**To do**
Your answer must consist of the records exactly as given, with no pictures included.

**Data provided**
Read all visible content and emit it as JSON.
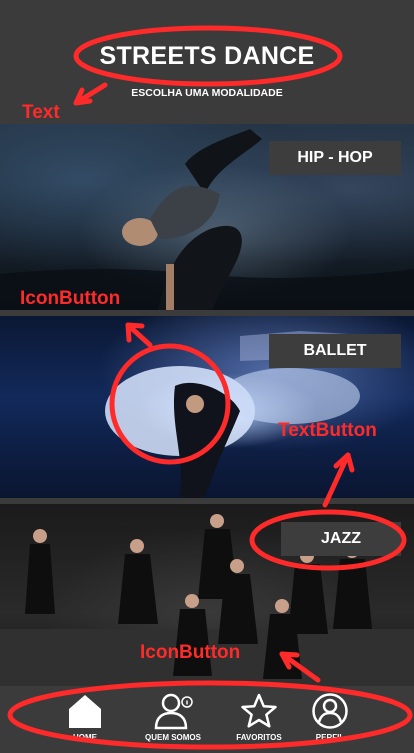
{
  "header": {
    "title": "STREETS DANCE",
    "subtitle": "ESCOLHA UMA MODALIDADE"
  },
  "cards": [
    {
      "label": "HIP - HOP"
    },
    {
      "label": "BALLET"
    },
    {
      "label": "JAZZ"
    }
  ],
  "bottom_nav": {
    "items": [
      {
        "label": "HOME",
        "icon": "home-icon"
      },
      {
        "label": "QUEM SOMOS",
        "icon": "user-info-icon"
      },
      {
        "label": "FAVORITOS",
        "icon": "star-icon"
      },
      {
        "label": "PERFIL",
        "icon": "profile-icon"
      }
    ]
  },
  "annotations": {
    "text_label": "Text",
    "iconbutton_label_1": "IconButton",
    "textbutton_label": "TextButton",
    "iconbutton_label_2": "IconButton"
  },
  "colors": {
    "background": "#3b3b3b",
    "label_background": "#3d3d3d",
    "annotation": "#ff2a2a"
  }
}
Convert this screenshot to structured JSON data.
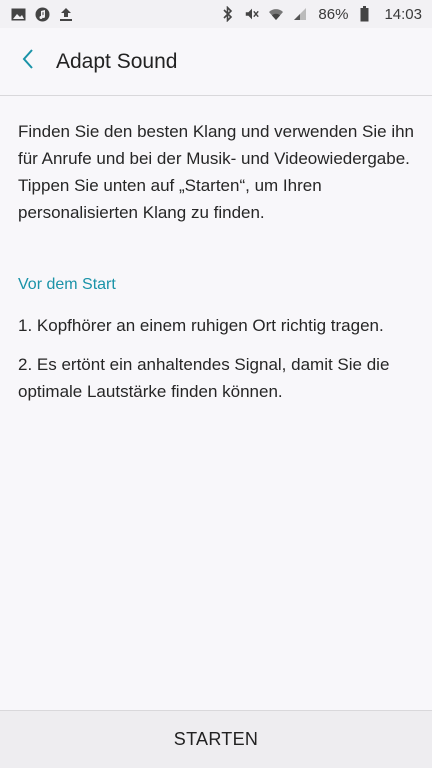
{
  "status_bar": {
    "left_icons": [
      "gallery-icon",
      "music-icon",
      "upload-icon"
    ],
    "right_icons": [
      "bluetooth-icon",
      "mute-icon",
      "wifi-icon",
      "signal-icon"
    ],
    "battery": "86%",
    "time": "14:03"
  },
  "header": {
    "title": "Adapt Sound",
    "back_icon": "chevron-left-icon"
  },
  "main": {
    "intro": "Finden Sie den besten Klang und verwenden Sie ihn für Anrufe und bei der Musik- und Videowiedergabe. Tippen Sie unten auf „Starten“, um Ihren personalisierten Klang zu finden.",
    "section_title": "Vor dem Start",
    "steps": [
      "1. Kopfhörer an einem ruhigen Ort richtig tragen.",
      "2. Es ertönt ein anhaltendes Signal, damit Sie die optimale Lautstärke finden können."
    ]
  },
  "footer": {
    "start_label": "STARTEN"
  },
  "colors": {
    "accent": "#1a93a8",
    "background": "#f8f7fa"
  }
}
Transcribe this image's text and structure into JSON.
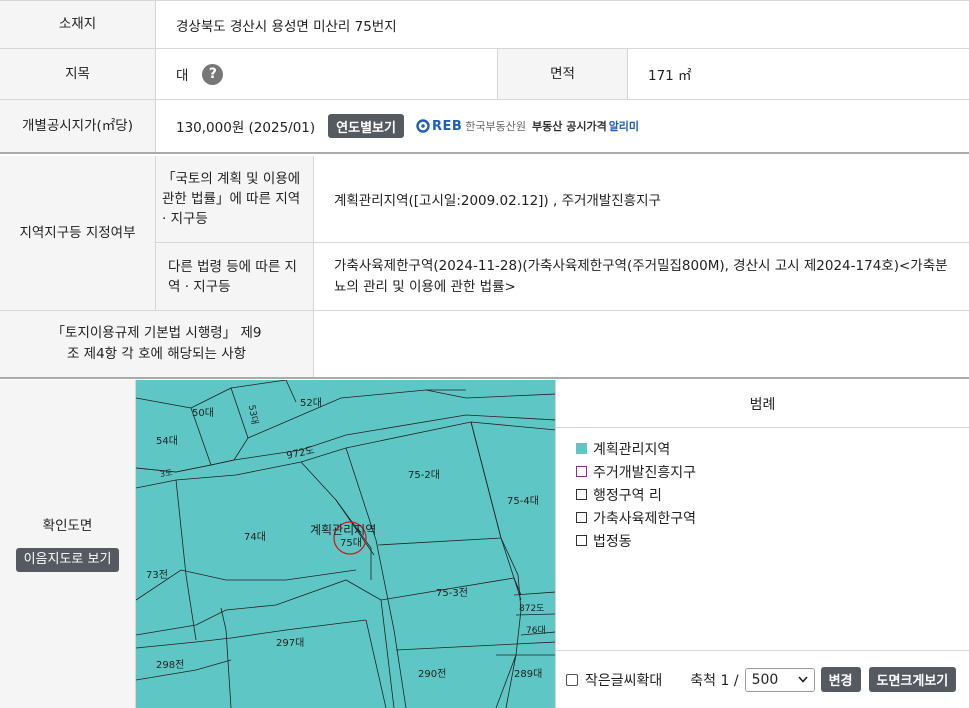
{
  "location": {
    "label": "소재지",
    "value": "경상북도 경산시 용성면 미산리 75번지"
  },
  "land_category": {
    "label": "지목",
    "value": "대",
    "help": "?"
  },
  "area": {
    "label": "면적",
    "value": "171 ㎡"
  },
  "price": {
    "label": "개별공시지가(㎡당)",
    "value": "130,000원 (2025/01)",
    "yearly_button": "연도별보기",
    "reb_logo": "REB",
    "reb_name": "한국부동산원",
    "reb_service": "부동산 공시가격",
    "reb_service_highlight": "알리미"
  },
  "zoning": {
    "label": "지역지구등 지정여부",
    "sub1_label": "「국토의 계획 및 이용에 관한 법률」에 따른 지역 · 지구등",
    "sub1_value": "계획관리지역([고시일:2009.02.12]) , 주거개발진흥지구",
    "sub2_label": "다른 법령 등에 따른 지역 · 지구등",
    "sub2_value": "가축사육제한구역(2024-11-28)(가축사육제한구역(주거밀집800M), 경산시 고시 제2024-174호)<가축분뇨의 관리 및 이용에 관한 법률>"
  },
  "enforcement": {
    "label": "「토지이용규제 기본법 시행령」 제9조 제4항 각 호에 해당되는 사항",
    "value": ""
  },
  "map_section": {
    "label": "확인도면",
    "view_button": "이음지도로 보기",
    "map_zone_label": "계획관리지역",
    "parcels": [
      "50대",
      "52대",
      "53대",
      "54대",
      "972도",
      "75-2대",
      "75-4대",
      "74대",
      "75대",
      "73전",
      "75-3전",
      "872도",
      "76대",
      "297대",
      "298전",
      "290전",
      "289대",
      "3도"
    ],
    "legend_title": "범례",
    "legend": [
      {
        "label": "계획관리지역",
        "color": "#5fc6c6",
        "filled": true
      },
      {
        "label": "주거개발진흥지구",
        "color": "#8b2d8b",
        "filled": false
      },
      {
        "label": "행정구역 리",
        "color": "#333333",
        "filled": false
      },
      {
        "label": "가축사육제한구역",
        "color": "#333333",
        "filled": false
      },
      {
        "label": "법정동",
        "color": "#333333",
        "filled": false
      }
    ],
    "small_text_label": "작은글씨확대",
    "scale_label": "축척 1 /",
    "scale_value": "500",
    "change_button": "변경",
    "enlarge_button": "도면크게보기"
  }
}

**Result below**
Read all visible content and emit it as JSON.
{
  "header": {
    "title": "STREETS DANCE",
    "subtitle": "ESCOLHA UMA MODALIDADE"
  },
  "cards": [
    {
      "label": "HIP - HOP"
    },
    {
      "label": "BALLET"
    },
    {
      "label": "JAZZ"
    }
  ],
  "bottom_nav": {
    "items": [
      {
        "label": "HOME",
        "icon": "home-icon"
      },
      {
        "label": "QUEM SOMOS",
        "icon": "user-info-icon"
      },
      {
        "label": "FAVORITOS",
        "icon": "star-icon"
      },
      {
        "label": "PERFIL",
        "icon": "profile-icon"
      }
    ]
  },
  "annotations": {
    "text_label": "Text",
    "iconbutton_label_1": "IconButton",
    "textbutton_label": "TextButton",
    "iconbutton_label_2": "IconButton"
  },
  "colors": {
    "background": "#3b3b3b",
    "label_background": "#3d3d3d",
    "annotation": "#ff2a2a"
  }
}
Convert this screenshot to structured JSON data.
{
  "status_bar": {
    "left_icons": [
      "gallery-icon",
      "music-icon",
      "upload-icon"
    ],
    "right_icons": [
      "bluetooth-icon",
      "mute-icon",
      "wifi-icon",
      "signal-icon"
    ],
    "battery": "86%",
    "time": "14:03"
  },
  "header": {
    "title": "Adapt Sound",
    "back_icon": "chevron-left-icon"
  },
  "main": {
    "intro": "Finden Sie den besten Klang und verwenden Sie ihn für Anrufe und bei der Musik- und Videowiedergabe. Tippen Sie unten auf „Starten“, um Ihren personalisierten Klang zu finden.",
    "section_title": "Vor dem Start",
    "steps": [
      "1. Kopfhörer an einem ruhigen Ort richtig tragen.",
      "2. Es ertönt ein anhaltendes Signal, damit Sie die optimale Lautstärke finden können."
    ]
  },
  "footer": {
    "start_label": "STARTEN"
  },
  "colors": {
    "accent": "#1a93a8",
    "background": "#f8f7fa"
  }
}
Transcribe this image's text and structure into JSON.
{
  "location": {
    "label": "소재지",
    "value": "경상북도 경산시 용성면 미산리 75번지"
  },
  "land_category": {
    "label": "지목",
    "value": "대",
    "help": "?"
  },
  "area": {
    "label": "면적",
    "value": "171 ㎡"
  },
  "price": {
    "label": "개별공시지가(㎡당)",
    "value": "130,000원 (2025/01)",
    "yearly_button": "연도별보기",
    "reb_logo": "REB",
    "reb_name": "한국부동산원",
    "reb_service": "부동산 공시가격",
    "reb_service_highlight": "알리미"
  },
  "zoning": {
    "label": "지역지구등 지정여부",
    "sub1_label": "「국토의 계획 및 이용에 관한 법률」에 따른 지역 · 지구등",
    "sub1_value": "계획관리지역([고시일:2009.02.12]) , 주거개발진흥지구",
    "sub2_label": "다른 법령 등에 따른 지역 · 지구등",
    "sub2_value": "가축사육제한구역(2024-11-28)(가축사육제한구역(주거밀집800M), 경산시 고시 제2024-174호)<가축분뇨의 관리 및 이용에 관한 법률>"
  },
  "enforcement": {
    "label": "「토지이용규제 기본법 시행령」 제9조 제4항 각 호에 해당되는 사항",
    "value": ""
  },
  "map_section": {
    "label": "확인도면",
    "view_button": "이음지도로 보기",
    "map_zone_label": "계획관리지역",
    "parcels": [
      "50대",
      "52대",
      "53대",
      "54대",
      "972도",
      "75-2대",
      "75-4대",
      "74대",
      "75대",
      "73전",
      "75-3전",
      "872도",
      "76대",
      "297대",
      "298전",
      "290전",
      "289대",
      "3도"
    ],
    "legend_title": "범례",
    "legend": [
      {
        "label": "계획관리지역",
        "color": "#5fc6c6",
        "filled": true
      },
      {
        "label": "주거개발진흥지구",
        "color": "#8b2d8b",
        "filled": false
      },
      {
        "label": "행정구역 리",
        "color": "#333333",
        "filled": false
      },
      {
        "label": "가축사육제한구역",
        "color": "#333333",
        "filled": false
      },
      {
        "label": "법정동",
        "color": "#333333",
        "filled": false
      }
    ],
    "small_text_label": "작은글씨확대",
    "scale_label": "축척 1 /",
    "scale_value": "500",
    "change_button": "변경",
    "enlarge_button": "도면크게보기"
  }
}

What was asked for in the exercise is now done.